A wind storm on Sunday July 19th resulted in quite a few trees in our area being blown down. There was quite a blockage on the front road trail where I have now managed to clear a path. On Monday at River Line, several trees had blown down and been already cleared except for a large maple that had brought down a power line, so my walk to the trail was a bit longer than usual. Fortunately there was no windfall across the part of the trail I checked, though I had to clear quite a few small branches. This has been the only time that I have not been able to get to the Maitland Trail head due to a windfall. Even in August 2011, just after the tornedo, I managed to get to the Nelson street entrance to the Millennium trail and to the Maitland Woods, albeit with a slight deviation from a direct route.
On the Tuesday tromp at the John Goldie Reserve we had to pick our way through a maple windfall which fortunately had already been cut up. Chewy ended the hike covered in seeds, so I had to spend a lot of time when I got home, picking out the seeds.
On Thursday we had to hike around a large windfall near 25 km.
I see that the invasive spotted knapweed is now in bloom. I am trying very hard to minimize it in our property as, if left alone, it tends to take over from native plants. This has me thinking about alien and invasive plants. The definition of an invasive species is “An organism that causes ecological or economic harm in a new environment where it is not native… invasive species are capable of causing extinctions of native plants and animals, reducing biodiversity, competing with native organisms for limited resources, and altering habitats.” The “Field Guide to Wild Flowers” by Peterson and McKenny covers the area between the 49th and 37th parallel and East of the 95 longitude. Of the 1300 species about 10% are alien, such as the common dandelion, a few, such as Sand Spurrey and Marsh Thistle, are “part alien”; Sand Spurrey being native to only the coastal area. It surprised me that ragweed, which is now in bloom, is not alien. The alien invasive Wild Parsnip was seen on our walk on the Millennium trail. Although Wild parsnip roots are edible, the sap of the plant can cause severe burns. Collecting the plant from the wild should only be done with extreme care, it produces sap containing chemicals that can cause human skin to react to sunlight, resulting in intense burns, rashes or blisters.
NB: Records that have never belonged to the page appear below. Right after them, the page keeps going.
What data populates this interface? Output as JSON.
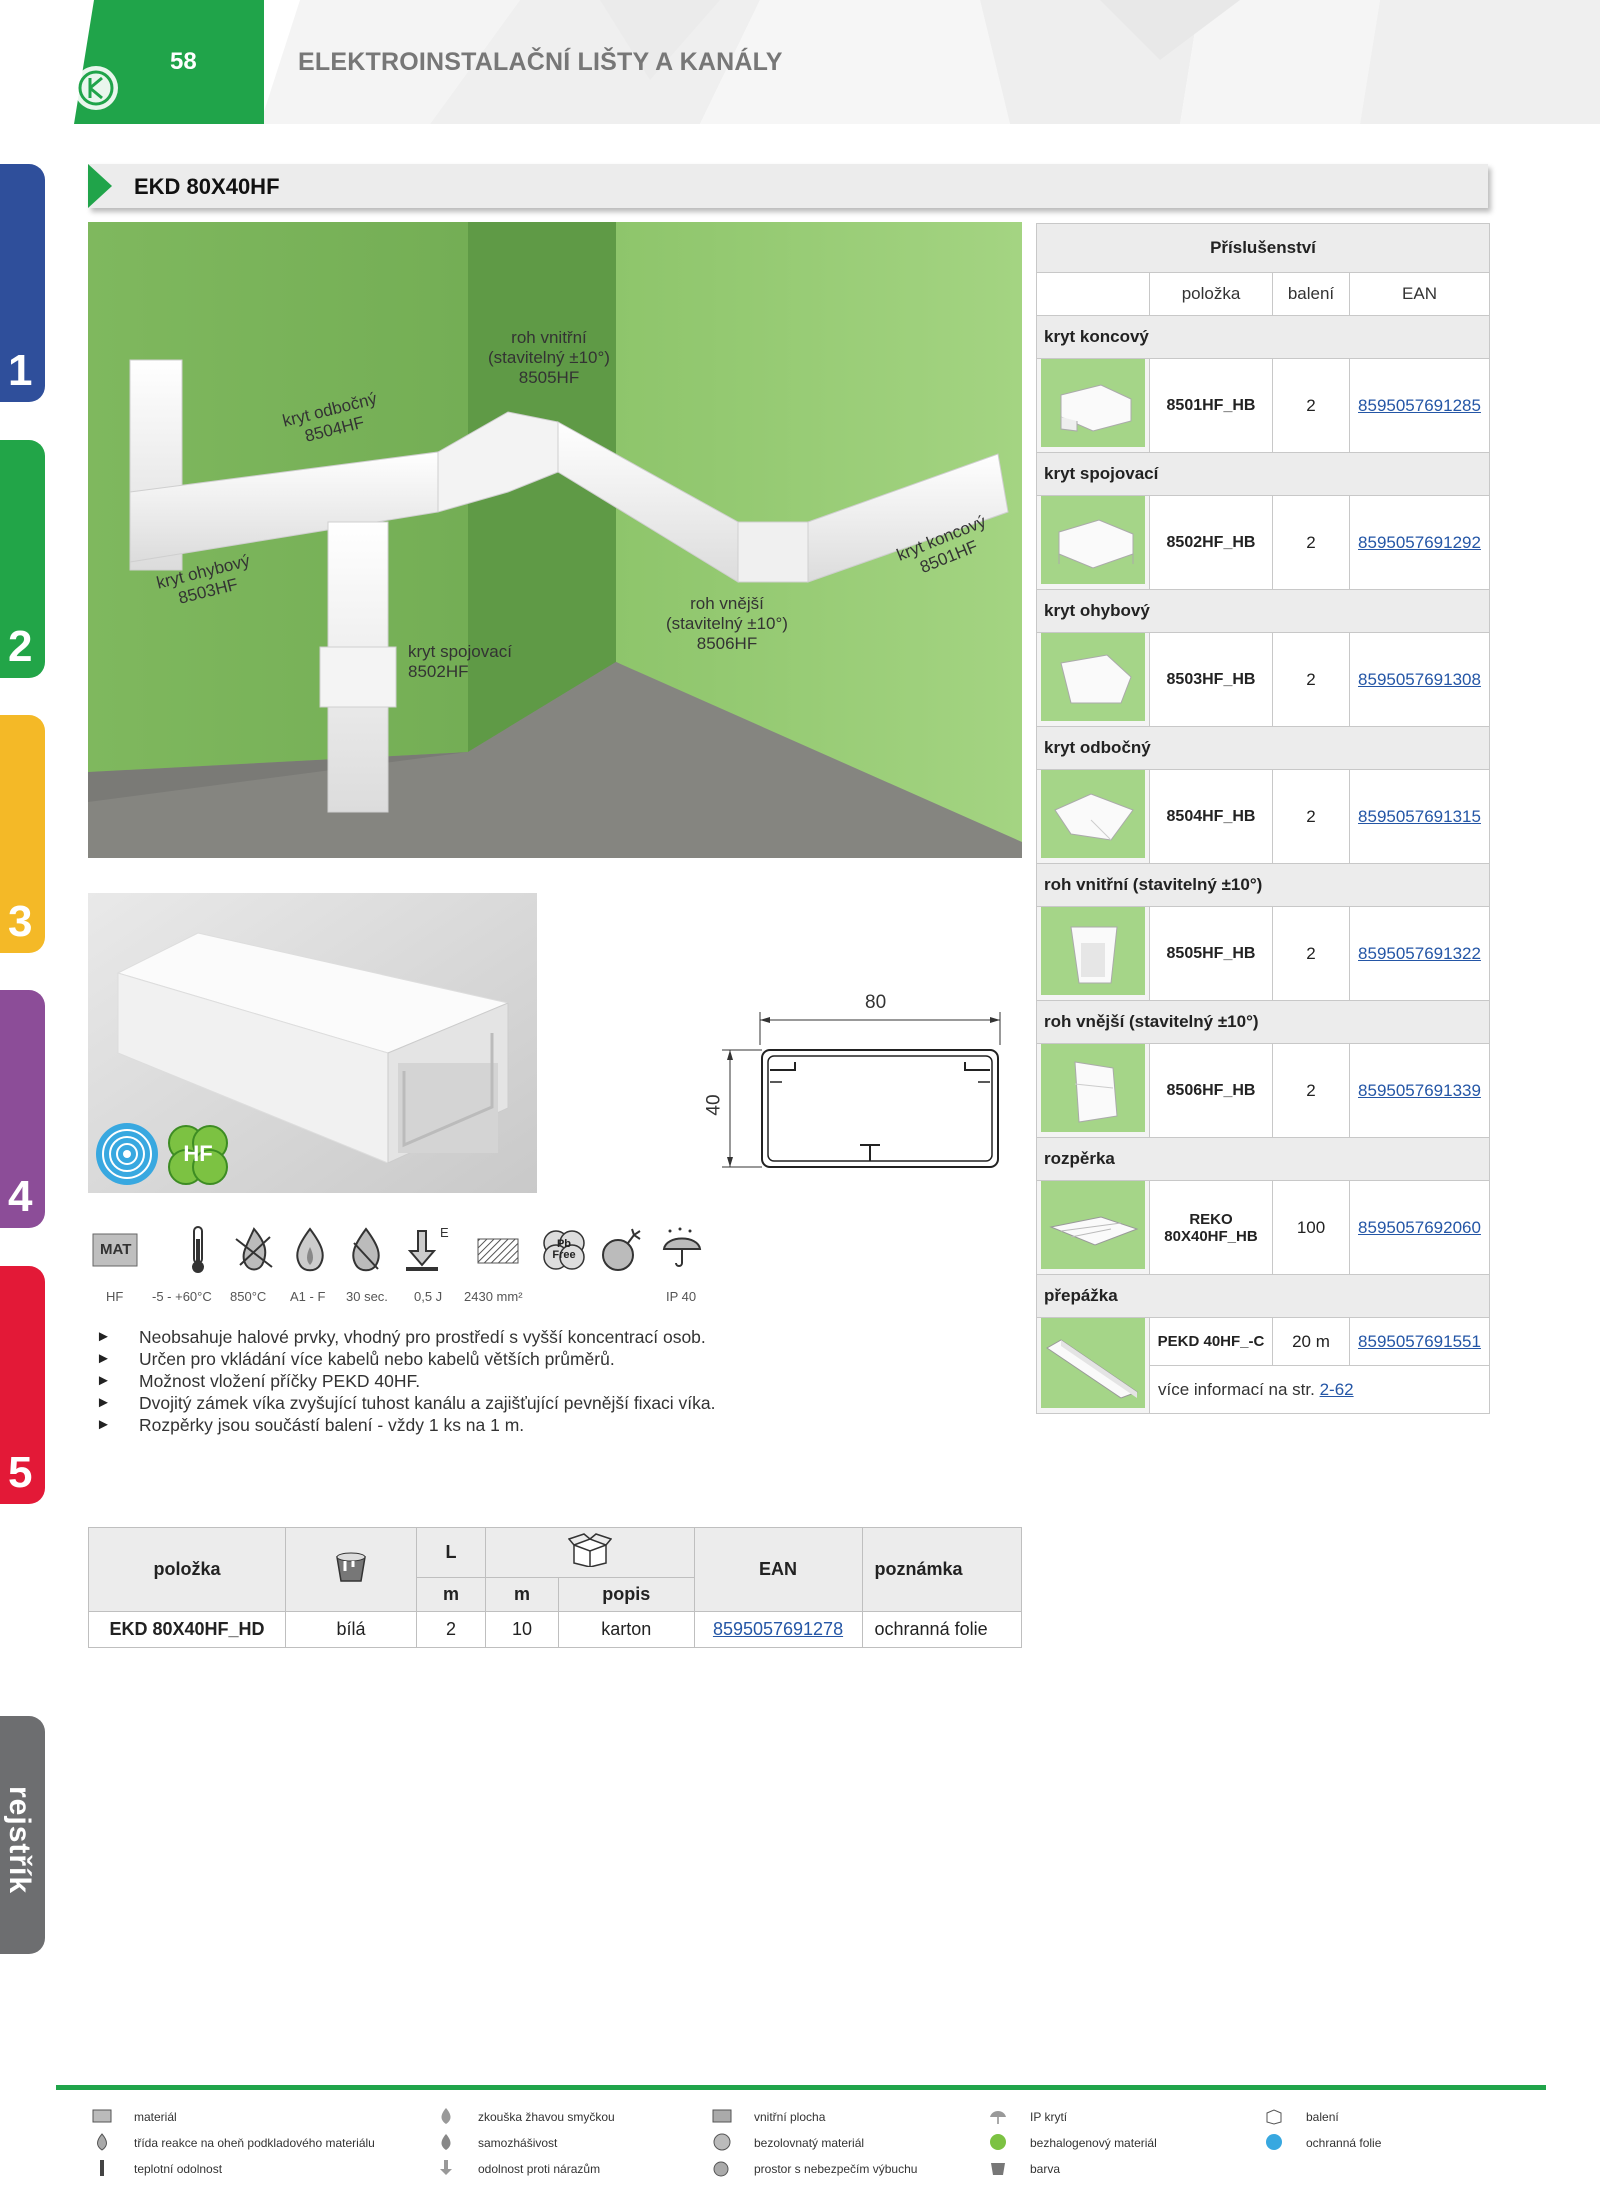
{
  "header": {
    "page_number": "58",
    "title": "ELEKTROINSTALAČNÍ LIŠTY A KANÁLY"
  },
  "side_tabs": [
    {
      "label": "1",
      "color": "#2f4f9b"
    },
    {
      "label": "2",
      "color": "#22a548"
    },
    {
      "label": "3",
      "color": "#f4b927"
    },
    {
      "label": "4",
      "color": "#8c4d98"
    },
    {
      "label": "5",
      "color": "#e31937"
    },
    {
      "label": "rejstřík",
      "color": "#6d6e70"
    }
  ],
  "section": {
    "title": "EKD 80X40HF",
    "accent_color": "#20a44a"
  },
  "scene_labels": {
    "roh_vnitrni": [
      "roh vnitřní",
      "(stavitelný ±10°)",
      "8505HF"
    ],
    "kryt_odbocny": [
      "kryt odbočný",
      "8504HF"
    ],
    "kryt_ohybovy": [
      "kryt ohybový",
      "8503HF"
    ],
    "kryt_spojovaci": [
      "kryt spojovací",
      "8502HF"
    ],
    "roh_vnejsi": [
      "roh vnější",
      "(stavitelný ±10°)",
      "8506HF"
    ],
    "kryt_koncovy": [
      "kryt koncový",
      "8501HF"
    ]
  },
  "badges": {
    "hf": "HF"
  },
  "dimensions": {
    "width": "80",
    "height": "40"
  },
  "properties": [
    {
      "icon": "material-icon",
      "badge": "MAT",
      "label": "HF"
    },
    {
      "icon": "thermometer-icon",
      "label": "-5 - +60°C"
    },
    {
      "icon": "glow-wire-icon",
      "label": "850°C"
    },
    {
      "icon": "flame-drop-icon",
      "label": "A1 - F"
    },
    {
      "icon": "self-extinguish-icon",
      "label": "30 sec."
    },
    {
      "icon": "impact-icon",
      "badge": "E",
      "label": "0,5 J"
    },
    {
      "icon": "inner-area-icon",
      "label": "2430 mm²"
    },
    {
      "icon": "pb-free-icon",
      "badge": "Pb Free",
      "label": ""
    },
    {
      "icon": "explosion-icon",
      "label": ""
    },
    {
      "icon": "ip-icon",
      "label": "IP 40"
    }
  ],
  "bullets": [
    "Neobsahuje halové prvky, vhodný pro prostředí s vyšší koncentrací osob.",
    "Určen pro vkládání více kabelů nebo kabelů větších průměrů.",
    "Možnost vložení příčky PEKD 40HF.",
    "Dvojitý zámek víka zvyšující tuhost kanálu a zajišťující pevnější fixaci víka.",
    "Rozpěrky jsou součástí balení - vždy 1 ks na 1 m."
  ],
  "main_table": {
    "headers": {
      "polozka": "položka",
      "L": "L",
      "m1": "m",
      "m2": "m",
      "popis": "popis",
      "ean": "EAN",
      "poznamka": "poznámka"
    },
    "row": {
      "polozka": "EKD 80X40HF_HD",
      "barva": "bílá",
      "L": "2",
      "baleni": "10",
      "popis": "karton",
      "ean": "8595057691278",
      "poznamka": "ochranná folie"
    }
  },
  "accessories": {
    "title": "Příslušenství",
    "col_polozka": "položka",
    "col_baleni": "balení",
    "col_ean": "EAN",
    "groups": [
      {
        "name": "kryt koncový",
        "code": "8501HF_HB",
        "qty": "2",
        "ean": "8595057691285"
      },
      {
        "name": "kryt spojovací",
        "code": "8502HF_HB",
        "qty": "2",
        "ean": "8595057691292"
      },
      {
        "name": "kryt ohybový",
        "code": "8503HF_HB",
        "qty": "2",
        "ean": "8595057691308"
      },
      {
        "name": "kryt odbočný",
        "code": "8504HF_HB",
        "qty": "2",
        "ean": "8595057691315"
      },
      {
        "name": "roh vnitřní (stavitelný ±10°)",
        "code": "8505HF_HB",
        "qty": "2",
        "ean": "8595057691322"
      },
      {
        "name": "roh vnější (stavitelný ±10°)",
        "code": "8506HF_HB",
        "qty": "2",
        "ean": "8595057691339"
      },
      {
        "name": "rozpěrka",
        "code": "REKO 80X40HF_HB",
        "qty": "100",
        "ean": "8595057692060"
      }
    ],
    "last": {
      "name": "přepážka",
      "code": "PEKD 40HF_-C",
      "qty": "20 m",
      "ean": "8595057691551",
      "more_text": "více informací na str.",
      "more_link": "2-62"
    }
  },
  "legend": [
    [
      "materiál",
      "třída reakce na oheň podkladového materiálu",
      "teplotní odolnost"
    ],
    [
      "zkouška žhavou smyčkou",
      "samozhášivost",
      "odolnost proti nárazům"
    ],
    [
      "vnitřní plocha",
      "bezolovnatý materiál",
      "prostor s nebezpečím výbuchu"
    ],
    [
      "IP krytí",
      "bezhalogenový materiál",
      "barva"
    ],
    [
      "balení",
      "ochranná folie"
    ]
  ]
}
Hikers are expected to be socially distant from others.
The Maitland Trail between 9.6 and 10.2 km is expected to be closed until the end of the year
The logging at Lobbs is now not expected until after the Soy bean crop has been harvested.
The reroute round the cottage at 45.3 km has been completed and has added about an extra 2km to the Maitland Trail. Part of the reroute is now just inside Robertson Tract instead of along the Eastern edge of the field
There are no scheduled Maitland Trail Association or Bayfield River Valley Association or LIFE hikes except for the Tuesday Trompers which restarted on June 23rd, and the Eneven day hikers which restarted on July 23rd, we go out at 8:30a.m. for 1 ½ to 2 hours on Wednesday or Thursday whichever has an odd date, e.g Wed July 29th. contact pcapper.
There will be an occasional Maitland Trail hike starting in mid August-assuming no further Covid restrictions.
The Maitland El Camino scheduled for September will be a virtual one, details later.
If you have questions or something of interest for Trail Talk email me Patrick Capper at firstname.lastname@example.org.